Playing Through the Pain is about Ken Caminiti’s Career in baseball. While his career was a bit before my time following the sport, I certainly know about the impact that his confession had by being the first player to confess about having using steroids while playing the game. This book gives an entire backstory on his life and how he made it to the majors and doesn’t just focus on the steroids’ which I appreciated as someone who otherwise didn’t know much about him.
He had a lot of injuries and in addition to to steroids had issues with other drugs as well. The book has a lot of interviews with people who were close to him and involved during his career and his downfall and eventual death. A very sad story of a player that could have been great if not often sidelined by injury.
I received a free e-copy of this book in order to write this review, I was not otherwise compensated.
About the Book
The powerful story of Ken Caminiti, who changed baseball forever as the first player to confess to having used performance-enhancing steroids
In Playing Through the Pain: Ken Caminiti and the Steroids Confession That Changed Baseball Forever, writer Dan Good seeks to make sense of MLB MVP Ken Caminiti’s fascinating, troubled life. Good began researching Caminiti in 2012 and conducted his first interviews for his biography in 2013. Since then he’s interviewed nearly 400 people, providing him with an exclusive and exhaustive view into Caminiti’s addictions, use of steroids, baseball successes, and inner turmoil.
Decades later, the full truth about Major League Baseball’s steroids era remains elusive, and the story of Caminiti, the player who opened the lid on performance-enhancing drugs in baseball has never been properly told. A gritty third baseman known for his diving stops, cannon arm, and switch-hit power, Caminiti voluntarily admitted in a 2002 Sports Illustrated cover story that he used steroids during his career, including his 1996 MVP season, and guessed that half of the players were using performance-enhancing drugs. “I’ve made a ton of mistakes,” he said. “I don’t think using steroids is one of them.”

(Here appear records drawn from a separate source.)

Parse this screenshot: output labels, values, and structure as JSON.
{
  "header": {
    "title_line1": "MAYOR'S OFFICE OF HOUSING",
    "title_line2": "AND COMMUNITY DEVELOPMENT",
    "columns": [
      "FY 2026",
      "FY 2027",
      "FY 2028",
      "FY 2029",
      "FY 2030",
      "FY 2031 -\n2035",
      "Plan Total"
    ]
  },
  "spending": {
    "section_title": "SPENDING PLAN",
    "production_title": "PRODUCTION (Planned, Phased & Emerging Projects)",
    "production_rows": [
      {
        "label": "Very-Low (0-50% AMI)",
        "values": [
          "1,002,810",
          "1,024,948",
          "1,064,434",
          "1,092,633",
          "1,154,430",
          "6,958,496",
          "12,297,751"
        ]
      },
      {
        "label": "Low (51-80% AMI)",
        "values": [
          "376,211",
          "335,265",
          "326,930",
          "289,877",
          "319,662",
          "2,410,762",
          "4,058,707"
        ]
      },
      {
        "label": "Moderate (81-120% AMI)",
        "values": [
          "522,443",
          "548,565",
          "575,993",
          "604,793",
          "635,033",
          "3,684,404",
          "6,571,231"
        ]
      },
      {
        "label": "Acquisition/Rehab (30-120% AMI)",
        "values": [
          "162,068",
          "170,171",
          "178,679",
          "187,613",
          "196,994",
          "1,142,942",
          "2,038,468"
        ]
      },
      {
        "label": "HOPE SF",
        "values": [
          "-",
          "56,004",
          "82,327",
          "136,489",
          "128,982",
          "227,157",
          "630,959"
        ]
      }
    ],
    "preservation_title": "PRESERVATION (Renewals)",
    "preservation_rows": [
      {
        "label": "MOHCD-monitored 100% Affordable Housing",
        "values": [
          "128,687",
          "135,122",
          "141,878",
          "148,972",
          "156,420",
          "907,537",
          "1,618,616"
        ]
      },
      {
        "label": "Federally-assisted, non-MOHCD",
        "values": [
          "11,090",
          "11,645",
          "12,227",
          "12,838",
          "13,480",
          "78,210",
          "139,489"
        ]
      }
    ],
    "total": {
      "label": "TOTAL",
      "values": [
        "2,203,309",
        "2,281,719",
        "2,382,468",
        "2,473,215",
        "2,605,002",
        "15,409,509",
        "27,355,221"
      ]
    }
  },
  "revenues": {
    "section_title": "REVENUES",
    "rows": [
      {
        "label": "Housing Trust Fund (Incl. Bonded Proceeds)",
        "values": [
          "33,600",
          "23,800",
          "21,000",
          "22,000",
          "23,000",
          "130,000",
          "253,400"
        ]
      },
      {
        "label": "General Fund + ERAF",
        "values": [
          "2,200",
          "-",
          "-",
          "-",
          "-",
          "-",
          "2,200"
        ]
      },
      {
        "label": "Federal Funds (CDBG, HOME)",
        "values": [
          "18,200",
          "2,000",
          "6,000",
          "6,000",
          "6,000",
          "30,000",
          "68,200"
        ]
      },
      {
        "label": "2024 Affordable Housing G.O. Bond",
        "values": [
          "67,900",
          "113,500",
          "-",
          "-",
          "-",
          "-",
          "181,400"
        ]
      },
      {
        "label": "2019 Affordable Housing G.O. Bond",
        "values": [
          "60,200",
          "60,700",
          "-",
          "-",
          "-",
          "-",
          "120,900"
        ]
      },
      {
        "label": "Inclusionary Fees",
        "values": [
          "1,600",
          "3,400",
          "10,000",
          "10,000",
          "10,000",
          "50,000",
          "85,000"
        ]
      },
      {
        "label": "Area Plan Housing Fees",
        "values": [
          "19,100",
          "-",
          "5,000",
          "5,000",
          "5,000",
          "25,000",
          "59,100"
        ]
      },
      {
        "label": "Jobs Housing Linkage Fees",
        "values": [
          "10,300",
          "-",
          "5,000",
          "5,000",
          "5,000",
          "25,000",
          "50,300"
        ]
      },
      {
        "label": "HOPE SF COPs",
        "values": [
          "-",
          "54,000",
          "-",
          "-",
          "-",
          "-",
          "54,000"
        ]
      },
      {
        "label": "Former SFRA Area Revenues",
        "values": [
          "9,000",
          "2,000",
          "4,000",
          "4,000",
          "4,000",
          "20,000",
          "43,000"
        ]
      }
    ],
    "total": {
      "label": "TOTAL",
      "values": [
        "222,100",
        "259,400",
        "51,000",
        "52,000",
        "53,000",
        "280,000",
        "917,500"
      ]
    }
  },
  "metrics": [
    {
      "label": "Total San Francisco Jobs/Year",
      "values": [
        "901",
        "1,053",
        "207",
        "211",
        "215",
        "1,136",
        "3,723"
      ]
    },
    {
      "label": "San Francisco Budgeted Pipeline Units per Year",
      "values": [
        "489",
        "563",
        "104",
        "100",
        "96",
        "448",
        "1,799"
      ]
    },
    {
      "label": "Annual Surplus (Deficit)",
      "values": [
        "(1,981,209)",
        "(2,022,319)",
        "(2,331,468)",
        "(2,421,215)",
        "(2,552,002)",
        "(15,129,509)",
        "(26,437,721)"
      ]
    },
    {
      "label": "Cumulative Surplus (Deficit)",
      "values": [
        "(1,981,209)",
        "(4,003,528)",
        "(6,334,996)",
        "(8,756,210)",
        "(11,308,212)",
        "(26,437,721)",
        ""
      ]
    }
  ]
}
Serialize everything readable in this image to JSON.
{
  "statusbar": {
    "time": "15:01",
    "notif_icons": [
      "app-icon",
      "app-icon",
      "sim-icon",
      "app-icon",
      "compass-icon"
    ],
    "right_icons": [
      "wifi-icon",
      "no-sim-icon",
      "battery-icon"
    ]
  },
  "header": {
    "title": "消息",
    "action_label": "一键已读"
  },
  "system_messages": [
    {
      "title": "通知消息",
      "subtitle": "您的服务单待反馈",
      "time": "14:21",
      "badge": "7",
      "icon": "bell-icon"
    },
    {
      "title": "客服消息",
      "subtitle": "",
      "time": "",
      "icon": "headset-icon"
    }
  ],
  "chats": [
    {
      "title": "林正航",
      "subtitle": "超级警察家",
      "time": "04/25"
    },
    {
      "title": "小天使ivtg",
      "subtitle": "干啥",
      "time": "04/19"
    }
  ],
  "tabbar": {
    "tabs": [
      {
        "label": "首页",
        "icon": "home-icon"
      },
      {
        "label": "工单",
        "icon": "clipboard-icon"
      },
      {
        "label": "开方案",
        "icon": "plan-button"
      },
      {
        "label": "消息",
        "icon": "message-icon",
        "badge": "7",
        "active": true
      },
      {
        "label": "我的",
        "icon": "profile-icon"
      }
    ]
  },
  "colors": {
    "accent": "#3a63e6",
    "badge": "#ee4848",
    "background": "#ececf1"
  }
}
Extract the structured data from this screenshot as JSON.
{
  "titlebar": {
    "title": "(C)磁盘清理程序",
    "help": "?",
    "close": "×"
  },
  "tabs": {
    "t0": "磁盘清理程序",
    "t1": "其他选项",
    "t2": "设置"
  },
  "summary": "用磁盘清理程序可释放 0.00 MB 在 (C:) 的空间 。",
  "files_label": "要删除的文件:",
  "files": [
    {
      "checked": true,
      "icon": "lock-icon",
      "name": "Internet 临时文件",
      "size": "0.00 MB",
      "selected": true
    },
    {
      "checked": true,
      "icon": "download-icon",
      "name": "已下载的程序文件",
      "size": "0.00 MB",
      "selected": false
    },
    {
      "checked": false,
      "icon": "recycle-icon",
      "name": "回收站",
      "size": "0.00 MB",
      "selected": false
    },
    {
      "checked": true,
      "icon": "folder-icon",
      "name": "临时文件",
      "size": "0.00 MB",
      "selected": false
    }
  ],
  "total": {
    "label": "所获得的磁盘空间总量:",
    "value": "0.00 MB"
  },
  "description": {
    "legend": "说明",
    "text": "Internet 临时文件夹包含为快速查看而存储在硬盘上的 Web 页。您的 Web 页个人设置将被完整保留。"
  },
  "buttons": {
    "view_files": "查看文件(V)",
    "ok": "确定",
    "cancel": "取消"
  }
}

Good’s on-the-record sources include Caminiti’s steroids supplier, who has never come forward, discussing in detail his efforts to set up drug programs for Caminiti and dozens of other MLB players during the late 1990s; people who attended rehab with Caminiti and revealed the secret inner trauma that fueled his addictions; hundreds of Caminiti’s baseball teammates and coaches, from Little League to the major leagues, who adored and respected him while struggling to understand how to help him amid a culture that cultivated substance abuse; childhood friends who were drawn to his daring personality, warmth, and athleticism; and the teenager at the center of Caminiti’s October 2004 trip to New York City during which he overdosed and died.